The peace agreement negotiated between the Colombian government and the Revolutionary Armed Forces of Colombia (FARC), announced June 23, was an historic moment in security studies and conflict resolution.
For those policy experts without a strong Latin American background, however, the timely work of Associate Professor of Political Science Russell Crandall and recent graduate Haley Rhodes '16 will be a key resource. The pair wrote a briefing titled "Colombia: the fraught end of a long war" for the UK's prominent think-tank International Institute for Strategic Studies (IISS) and their subscription briefing series, "IISS Strategic Comments."
Crandall and Rhodes frame their analysis with a summary of the decades-long conflict in the South American nation, the longest armed conflict in the Western hemisphere, and the heretofore unsuccessful attempts to reach an agreement between the government and the FARC. The set of negotiations that led to the June 23 announcements began four years ago under the direction of President Juan Manuel Santos.
The "innovative and comprehensive" peace accord is not short on critics; many Colombian citizens continue to oppose some of the deal's negotiated terms, particularly justice provisions that critics view as too lenient for FARC fighters.
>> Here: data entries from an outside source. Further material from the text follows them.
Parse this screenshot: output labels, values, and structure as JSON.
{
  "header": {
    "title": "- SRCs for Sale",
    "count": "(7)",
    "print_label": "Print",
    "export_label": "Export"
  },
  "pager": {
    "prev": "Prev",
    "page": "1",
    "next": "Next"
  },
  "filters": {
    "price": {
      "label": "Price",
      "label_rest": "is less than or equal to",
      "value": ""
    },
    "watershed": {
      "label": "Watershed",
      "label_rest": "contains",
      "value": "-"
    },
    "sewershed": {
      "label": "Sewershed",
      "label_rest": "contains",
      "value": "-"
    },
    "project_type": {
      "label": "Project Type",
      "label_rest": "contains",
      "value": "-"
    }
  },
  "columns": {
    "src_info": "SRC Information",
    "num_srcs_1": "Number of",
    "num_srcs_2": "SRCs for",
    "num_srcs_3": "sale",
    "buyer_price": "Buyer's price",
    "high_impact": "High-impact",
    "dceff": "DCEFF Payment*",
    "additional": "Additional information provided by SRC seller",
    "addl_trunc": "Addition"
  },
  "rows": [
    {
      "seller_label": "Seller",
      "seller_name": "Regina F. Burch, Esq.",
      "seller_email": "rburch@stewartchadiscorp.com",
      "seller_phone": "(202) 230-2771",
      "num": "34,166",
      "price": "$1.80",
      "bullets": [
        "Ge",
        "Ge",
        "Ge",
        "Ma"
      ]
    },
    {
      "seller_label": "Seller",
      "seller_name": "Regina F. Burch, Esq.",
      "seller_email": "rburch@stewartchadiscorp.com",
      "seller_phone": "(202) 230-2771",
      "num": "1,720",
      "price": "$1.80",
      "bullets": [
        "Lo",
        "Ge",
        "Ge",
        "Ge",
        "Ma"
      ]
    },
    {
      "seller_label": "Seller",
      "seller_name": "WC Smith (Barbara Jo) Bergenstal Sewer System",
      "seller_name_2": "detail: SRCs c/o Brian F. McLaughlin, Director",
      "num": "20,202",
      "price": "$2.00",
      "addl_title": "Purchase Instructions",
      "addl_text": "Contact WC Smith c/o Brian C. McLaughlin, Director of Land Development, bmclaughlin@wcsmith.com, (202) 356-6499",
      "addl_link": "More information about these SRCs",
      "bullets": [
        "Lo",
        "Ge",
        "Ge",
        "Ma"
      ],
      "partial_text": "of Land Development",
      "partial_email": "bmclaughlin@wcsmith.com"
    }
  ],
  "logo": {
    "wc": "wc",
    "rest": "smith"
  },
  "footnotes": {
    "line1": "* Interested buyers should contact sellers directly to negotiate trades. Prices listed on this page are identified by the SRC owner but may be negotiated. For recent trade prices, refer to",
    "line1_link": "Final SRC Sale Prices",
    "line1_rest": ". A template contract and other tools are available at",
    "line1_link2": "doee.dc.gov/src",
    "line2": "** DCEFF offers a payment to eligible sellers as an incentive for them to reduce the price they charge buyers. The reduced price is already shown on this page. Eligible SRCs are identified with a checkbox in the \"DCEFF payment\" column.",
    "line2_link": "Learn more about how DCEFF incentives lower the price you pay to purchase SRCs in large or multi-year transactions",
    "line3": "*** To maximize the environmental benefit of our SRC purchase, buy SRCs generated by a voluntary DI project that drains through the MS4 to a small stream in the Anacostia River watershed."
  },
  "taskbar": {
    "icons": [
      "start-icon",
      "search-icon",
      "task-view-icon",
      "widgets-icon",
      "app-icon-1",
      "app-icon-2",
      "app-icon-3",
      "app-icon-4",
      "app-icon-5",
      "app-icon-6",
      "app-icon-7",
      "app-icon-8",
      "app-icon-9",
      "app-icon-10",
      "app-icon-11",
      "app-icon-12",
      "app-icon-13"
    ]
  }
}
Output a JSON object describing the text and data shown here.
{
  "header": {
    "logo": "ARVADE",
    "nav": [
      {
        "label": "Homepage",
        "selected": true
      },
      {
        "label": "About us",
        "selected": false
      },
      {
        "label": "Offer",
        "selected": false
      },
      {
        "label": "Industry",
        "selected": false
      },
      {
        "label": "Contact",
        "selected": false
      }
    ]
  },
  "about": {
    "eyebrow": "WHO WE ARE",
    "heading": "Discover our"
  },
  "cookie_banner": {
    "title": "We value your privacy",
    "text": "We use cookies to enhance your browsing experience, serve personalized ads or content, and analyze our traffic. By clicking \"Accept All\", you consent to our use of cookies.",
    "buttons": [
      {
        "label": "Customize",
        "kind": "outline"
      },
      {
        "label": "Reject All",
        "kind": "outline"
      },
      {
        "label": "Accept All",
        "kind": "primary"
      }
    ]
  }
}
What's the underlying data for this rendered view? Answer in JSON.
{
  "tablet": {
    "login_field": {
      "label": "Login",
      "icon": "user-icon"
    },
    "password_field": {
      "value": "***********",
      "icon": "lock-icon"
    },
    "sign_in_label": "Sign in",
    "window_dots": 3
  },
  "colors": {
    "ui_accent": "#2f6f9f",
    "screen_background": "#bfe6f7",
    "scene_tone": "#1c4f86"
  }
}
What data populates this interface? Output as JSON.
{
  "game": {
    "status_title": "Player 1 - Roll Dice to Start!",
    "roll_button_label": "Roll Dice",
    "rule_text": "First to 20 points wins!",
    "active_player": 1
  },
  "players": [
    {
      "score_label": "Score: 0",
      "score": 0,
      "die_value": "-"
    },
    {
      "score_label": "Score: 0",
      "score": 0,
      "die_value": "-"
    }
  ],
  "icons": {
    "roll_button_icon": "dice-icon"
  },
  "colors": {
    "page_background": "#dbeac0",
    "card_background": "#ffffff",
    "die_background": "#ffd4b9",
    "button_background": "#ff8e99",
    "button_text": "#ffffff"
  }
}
Additionally, levels of confidence in the government, President Santos and the peace process overall are particularly low.
With "cautious optimism" about the peace process, Crandall and Rhodes conclude that while the Colombian people will likely vote yes two-to-one in an October plebiscite to officially approve the deal, the real challenge will be the act of implementation and state-building that follows.
Crandall and Rhodes's briefing is available for purchase and digital download on the IISS website.